It seems probable that several families took the name Teesdale (or one of the variants) at around the same time in the 16th century. There are early records of a Geoffrey de Tesdale at York in 1309, Alan de Tesdale at Marsfield in 1325, Walter de Tesdale at Jedburgh in 1298 and John Tesdall at Westminster in 1379. A high proportion of early surnames were derived from the place where the family had its main residence. It was common practice in the 12th and 13th centuries for the senior line of a land-owning family to adopt a hereditary surname of this type, while junior branches gradually acquired different surnames or variations as they moved around the British Isles. More research is needed before we can be confident about the early families.
River names in this area seem to be the oldest of place-names relating to the first Celtic settlers (long before the invasion of Angles, Saxons and Scandinavians). The river Tees was called “Tesa” in the Knytlinge Saga, a history of the Danish kings of the 10th and 11th centuries and later records have the name as Teisa and Taise. Place names in England are predominantly Anglo-Saxon or Norman in character with the exception of some natural features such as rivers, prominent hills and forests which require immediate identification in terms equally intelligent to natives and newcomers alike.
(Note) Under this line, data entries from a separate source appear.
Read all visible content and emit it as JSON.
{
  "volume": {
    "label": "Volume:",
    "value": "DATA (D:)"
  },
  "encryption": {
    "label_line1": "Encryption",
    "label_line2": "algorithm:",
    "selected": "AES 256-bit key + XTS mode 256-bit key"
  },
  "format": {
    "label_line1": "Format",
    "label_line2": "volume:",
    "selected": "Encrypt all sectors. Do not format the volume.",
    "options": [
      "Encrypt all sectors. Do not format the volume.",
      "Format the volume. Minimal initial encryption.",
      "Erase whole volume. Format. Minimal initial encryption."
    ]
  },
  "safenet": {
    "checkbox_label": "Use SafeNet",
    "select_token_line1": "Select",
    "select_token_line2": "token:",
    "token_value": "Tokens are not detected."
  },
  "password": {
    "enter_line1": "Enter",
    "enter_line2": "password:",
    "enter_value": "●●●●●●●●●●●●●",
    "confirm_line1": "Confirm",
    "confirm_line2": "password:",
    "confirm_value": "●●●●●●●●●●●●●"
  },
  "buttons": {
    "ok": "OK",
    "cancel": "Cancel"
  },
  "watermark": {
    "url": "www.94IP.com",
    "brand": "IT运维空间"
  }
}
It is tempting to throw a bit of speculation into the pot of imagination and say the very early names in the International Genealogical Index (IGI) such as Tesdell, Tisdel, Tysdale or Tisdill could be derivatives of the early names for the river Tees. The family name could have evolved with the river. The IGI records for England clearly show a predominance of Teasdales followed by Teesdales and then much smaller groups of Tisdales, Teasdells, Teasdall and Tisdells. There are at least 45 variant names within the IGI and no doubt these variations are the result of the different local dialects in each county of England. The church authorities would transcribe the parish names as they were spoken by the migrant parishioners into the parish records and Bishops Transcripts.